(Dataset rows describing interfaces)
"""
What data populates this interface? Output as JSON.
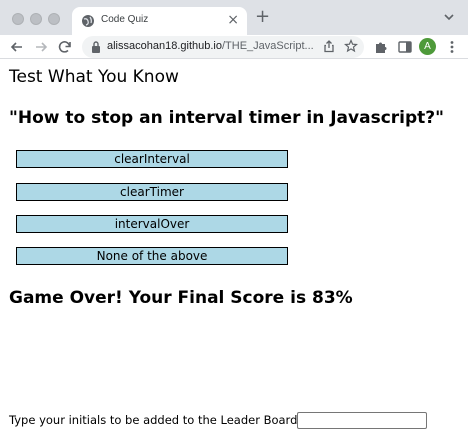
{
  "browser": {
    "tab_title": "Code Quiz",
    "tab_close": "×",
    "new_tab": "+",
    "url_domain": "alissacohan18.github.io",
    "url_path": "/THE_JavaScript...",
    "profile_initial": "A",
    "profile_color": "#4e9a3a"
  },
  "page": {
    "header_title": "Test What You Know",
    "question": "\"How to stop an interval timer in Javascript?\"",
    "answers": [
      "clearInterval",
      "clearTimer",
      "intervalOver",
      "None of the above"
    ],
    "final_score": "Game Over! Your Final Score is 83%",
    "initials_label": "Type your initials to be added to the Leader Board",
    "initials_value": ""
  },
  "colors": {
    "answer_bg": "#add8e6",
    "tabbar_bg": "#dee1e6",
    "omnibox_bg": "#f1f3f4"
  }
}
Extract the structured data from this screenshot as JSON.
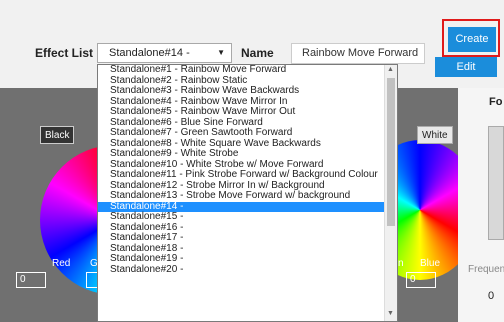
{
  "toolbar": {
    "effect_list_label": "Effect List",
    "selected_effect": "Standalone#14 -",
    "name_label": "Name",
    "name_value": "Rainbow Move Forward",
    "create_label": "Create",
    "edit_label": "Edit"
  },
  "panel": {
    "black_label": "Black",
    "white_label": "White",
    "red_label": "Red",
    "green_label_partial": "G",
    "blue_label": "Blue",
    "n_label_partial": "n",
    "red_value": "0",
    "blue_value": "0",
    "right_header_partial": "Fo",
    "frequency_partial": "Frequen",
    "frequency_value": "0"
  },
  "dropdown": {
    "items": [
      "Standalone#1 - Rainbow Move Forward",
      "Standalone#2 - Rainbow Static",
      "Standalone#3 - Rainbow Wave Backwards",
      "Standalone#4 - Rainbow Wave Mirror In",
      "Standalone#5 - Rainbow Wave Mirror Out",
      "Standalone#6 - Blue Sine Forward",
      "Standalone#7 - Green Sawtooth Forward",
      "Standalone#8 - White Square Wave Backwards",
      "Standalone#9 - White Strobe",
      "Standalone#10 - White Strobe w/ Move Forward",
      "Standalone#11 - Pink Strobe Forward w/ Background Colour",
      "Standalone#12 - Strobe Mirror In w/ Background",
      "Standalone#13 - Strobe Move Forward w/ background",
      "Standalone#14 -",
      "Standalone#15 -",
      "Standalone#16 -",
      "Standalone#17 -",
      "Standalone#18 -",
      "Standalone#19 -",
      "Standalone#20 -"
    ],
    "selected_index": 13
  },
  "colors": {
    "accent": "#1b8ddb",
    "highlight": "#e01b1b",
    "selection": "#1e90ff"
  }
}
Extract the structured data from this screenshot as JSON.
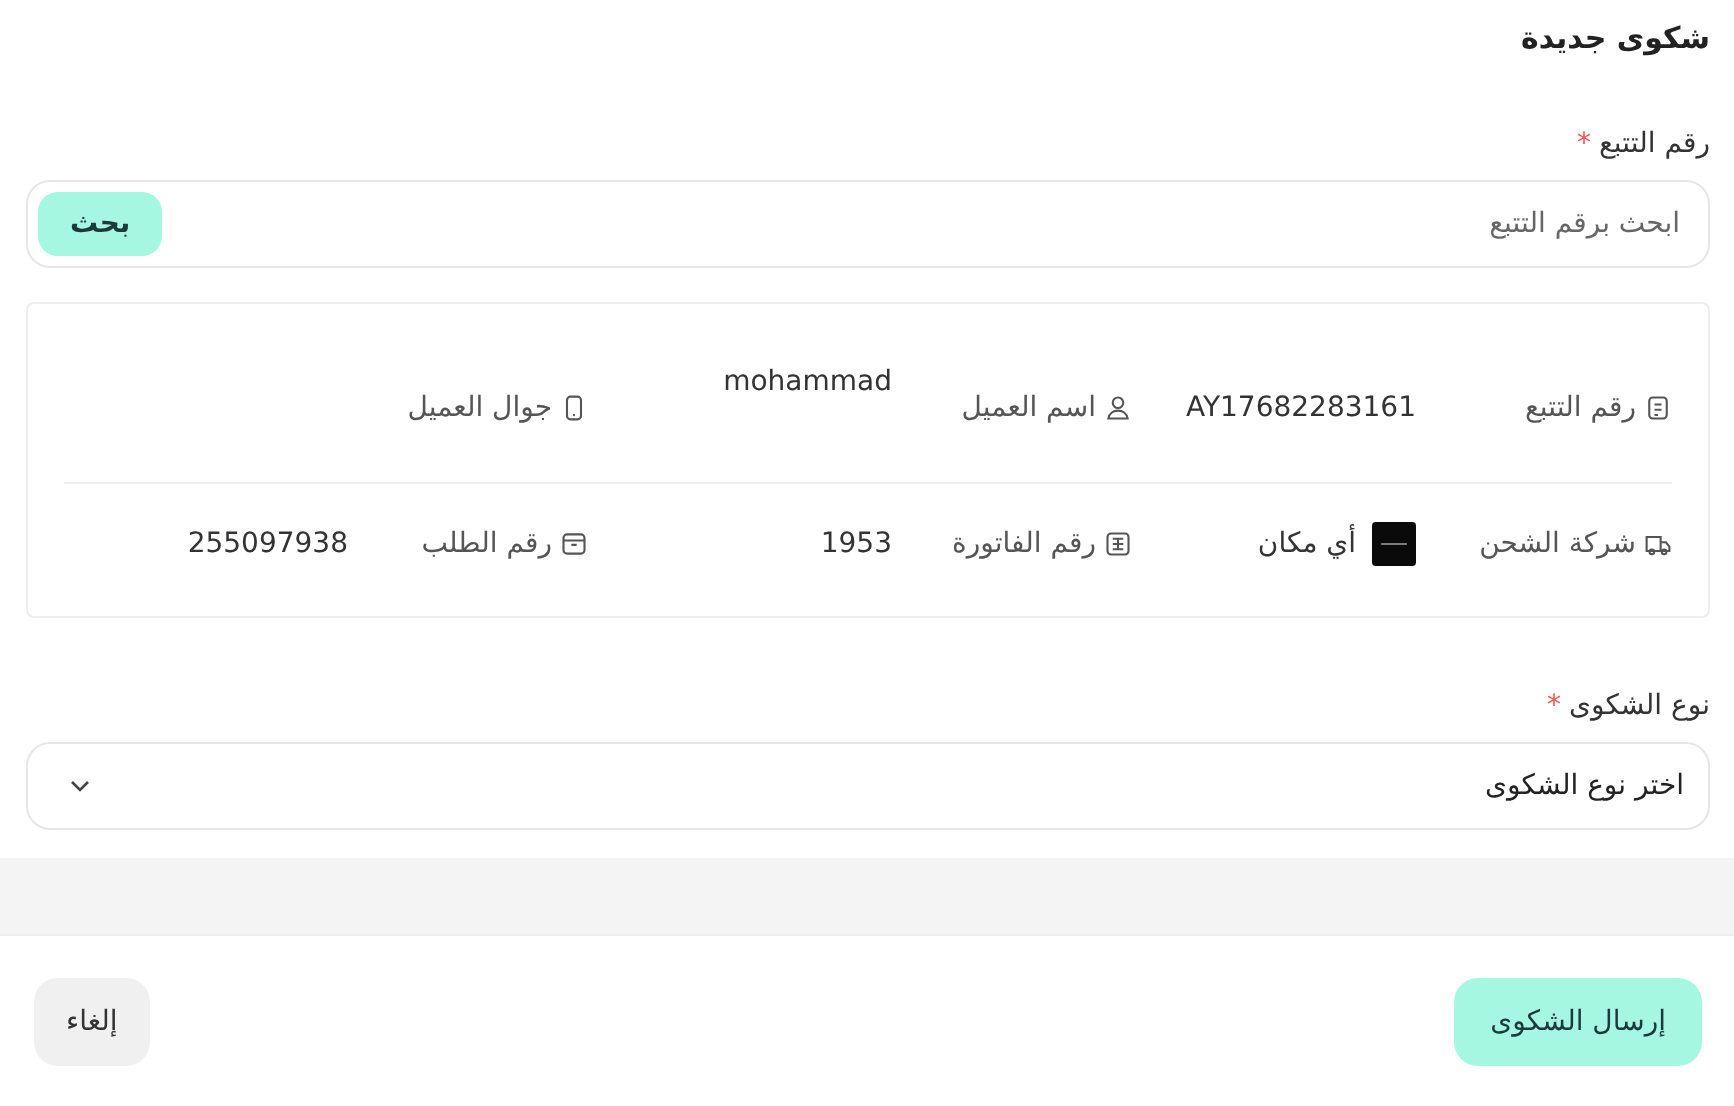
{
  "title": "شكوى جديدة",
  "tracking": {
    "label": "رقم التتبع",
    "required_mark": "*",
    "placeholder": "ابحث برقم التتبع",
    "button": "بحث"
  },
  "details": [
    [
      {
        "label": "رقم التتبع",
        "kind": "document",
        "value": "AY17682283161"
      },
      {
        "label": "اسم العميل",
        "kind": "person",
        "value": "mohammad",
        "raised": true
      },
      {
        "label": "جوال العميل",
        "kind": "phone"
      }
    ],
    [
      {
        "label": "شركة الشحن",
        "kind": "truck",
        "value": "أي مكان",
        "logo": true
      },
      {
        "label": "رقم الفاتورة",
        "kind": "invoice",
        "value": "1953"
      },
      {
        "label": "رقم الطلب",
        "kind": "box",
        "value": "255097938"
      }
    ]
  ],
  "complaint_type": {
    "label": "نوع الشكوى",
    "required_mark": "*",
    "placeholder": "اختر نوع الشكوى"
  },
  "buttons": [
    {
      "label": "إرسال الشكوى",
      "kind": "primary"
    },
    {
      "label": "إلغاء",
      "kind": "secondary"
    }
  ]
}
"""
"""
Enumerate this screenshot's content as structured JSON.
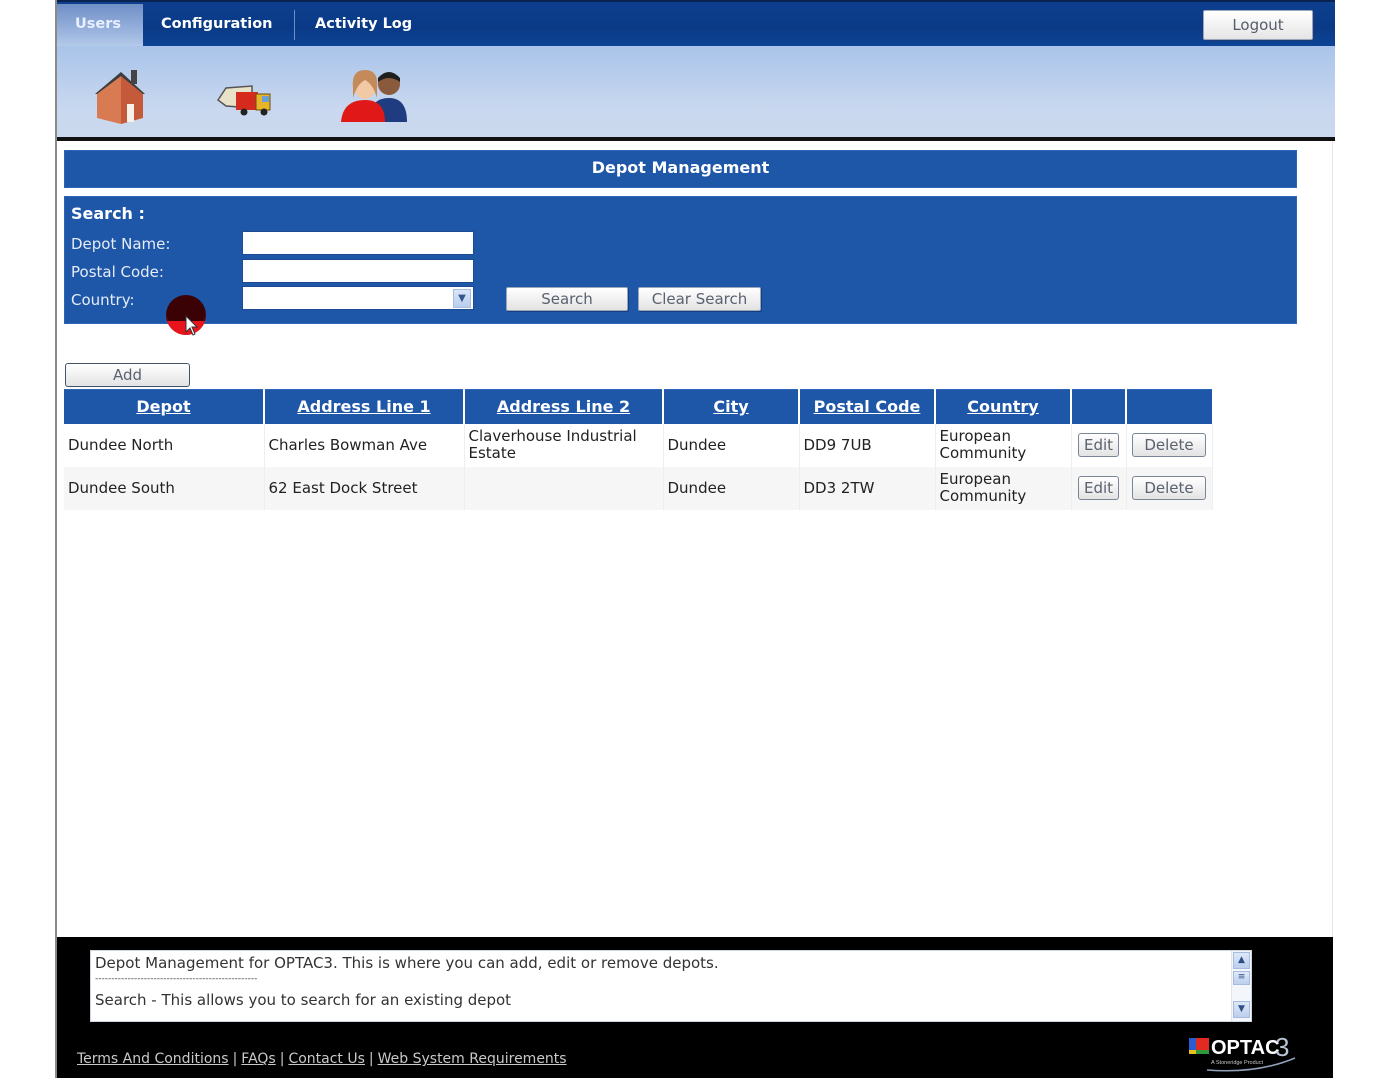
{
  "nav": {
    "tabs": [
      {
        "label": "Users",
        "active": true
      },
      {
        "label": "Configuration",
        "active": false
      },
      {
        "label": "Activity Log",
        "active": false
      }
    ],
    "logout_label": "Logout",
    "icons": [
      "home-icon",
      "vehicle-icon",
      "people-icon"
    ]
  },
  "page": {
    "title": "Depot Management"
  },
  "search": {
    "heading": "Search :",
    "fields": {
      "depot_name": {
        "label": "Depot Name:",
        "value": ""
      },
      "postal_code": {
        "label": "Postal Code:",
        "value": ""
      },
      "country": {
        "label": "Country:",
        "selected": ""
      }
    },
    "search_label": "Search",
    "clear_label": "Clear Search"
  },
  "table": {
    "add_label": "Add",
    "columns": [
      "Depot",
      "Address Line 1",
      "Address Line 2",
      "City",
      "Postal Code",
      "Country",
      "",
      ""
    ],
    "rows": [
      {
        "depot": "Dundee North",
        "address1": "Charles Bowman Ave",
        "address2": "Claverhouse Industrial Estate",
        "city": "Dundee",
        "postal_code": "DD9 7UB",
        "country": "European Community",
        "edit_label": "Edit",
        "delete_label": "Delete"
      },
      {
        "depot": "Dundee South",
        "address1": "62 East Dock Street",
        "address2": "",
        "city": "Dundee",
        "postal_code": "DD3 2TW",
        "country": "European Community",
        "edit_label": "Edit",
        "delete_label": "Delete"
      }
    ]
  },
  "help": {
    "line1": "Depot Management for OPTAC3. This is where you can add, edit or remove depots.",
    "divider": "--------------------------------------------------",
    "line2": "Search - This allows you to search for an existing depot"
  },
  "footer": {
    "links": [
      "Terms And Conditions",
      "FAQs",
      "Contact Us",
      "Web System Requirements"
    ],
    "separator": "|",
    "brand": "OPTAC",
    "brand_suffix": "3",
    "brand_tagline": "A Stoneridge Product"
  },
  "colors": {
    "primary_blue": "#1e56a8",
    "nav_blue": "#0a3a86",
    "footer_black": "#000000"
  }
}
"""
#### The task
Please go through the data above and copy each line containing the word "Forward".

#### Written solution
    "name_value": "Rainbow Move Forward",
      "Standalone#1 - Rainbow Move Forward",
      "Standalone#6 - Blue Sine Forward",
      "Standalone#7 - Green Sawtooth Forward",
      "Standalone#10 - White Strobe w/ Move Forward",
      "Standalone#11 - Pink Strobe Forward w/ Background Colour",
      "Standalone#13 - Strobe Move Forward w/ background",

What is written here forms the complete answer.